> [To do]:
In the records below, find each line with the word "name" and copy it.
-- Extracted material follows --
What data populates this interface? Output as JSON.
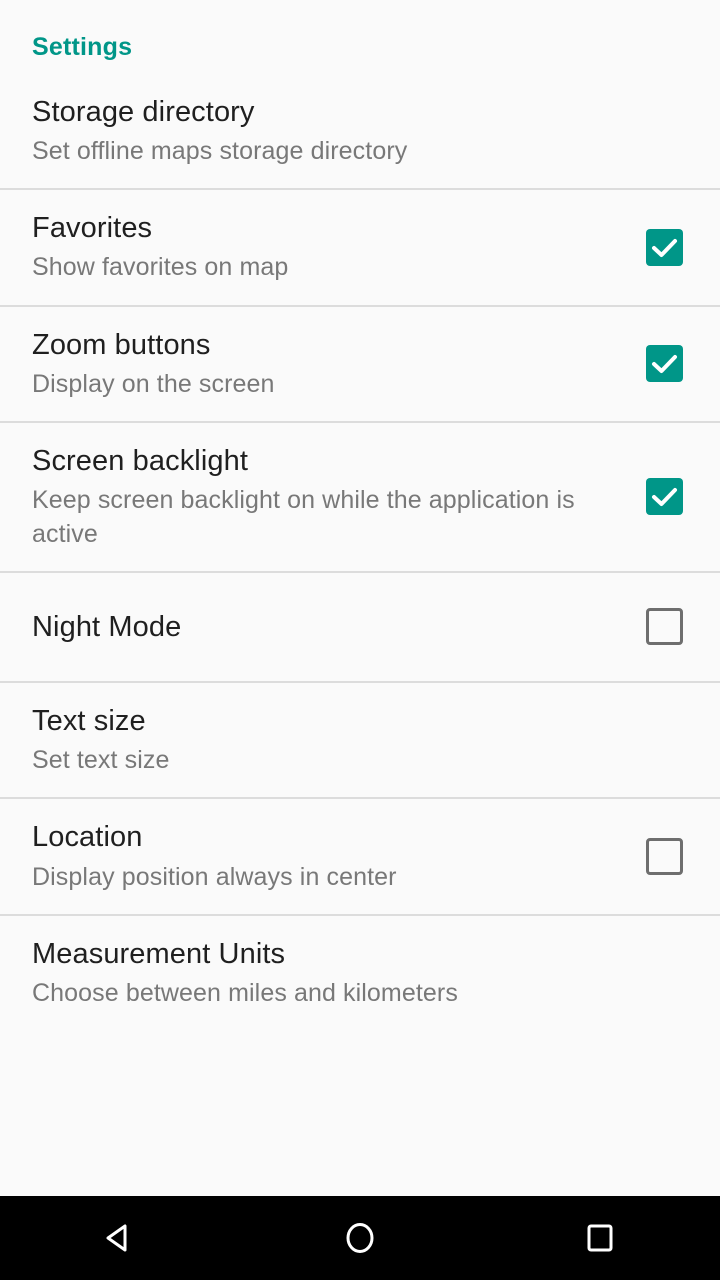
{
  "screen": {
    "background_color": "#fafafa",
    "accent_color": "#009688",
    "title_color": "#1f1f1f",
    "summary_color": "#787878",
    "divider_color": "#dcdcdc"
  },
  "section": {
    "header": "Settings"
  },
  "preferences": [
    {
      "title": "Storage directory",
      "summary": "Set offline maps storage directory",
      "control": "none",
      "checked": null
    },
    {
      "title": "Favorites",
      "summary": "Show favorites on map",
      "control": "checkbox",
      "checked": true
    },
    {
      "title": "Zoom buttons",
      "summary": "Display on the screen",
      "control": "checkbox",
      "checked": true
    },
    {
      "title": "Screen backlight",
      "summary": "Keep screen backlight on while the application is active",
      "control": "checkbox",
      "checked": true
    },
    {
      "title": "Night Mode",
      "summary": "",
      "control": "checkbox",
      "checked": false
    },
    {
      "title": "Text size",
      "summary": "Set text size",
      "control": "none",
      "checked": null
    },
    {
      "title": "Location",
      "summary": "Display position always in center",
      "control": "checkbox",
      "checked": false
    },
    {
      "title": "Measurement Units",
      "summary": "Choose between miles and kilometers",
      "control": "none",
      "checked": null
    }
  ],
  "navigation_bar": {
    "background_color": "#000000",
    "buttons": [
      {
        "name": "back-icon",
        "label": "Back"
      },
      {
        "name": "home-icon",
        "label": "Home"
      },
      {
        "name": "recents-icon",
        "label": "Recent apps"
      }
    ]
  }
}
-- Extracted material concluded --
> [Written solution]:
        "name": "back-icon",
        "name": "home-icon",
        "name": "recents-icon",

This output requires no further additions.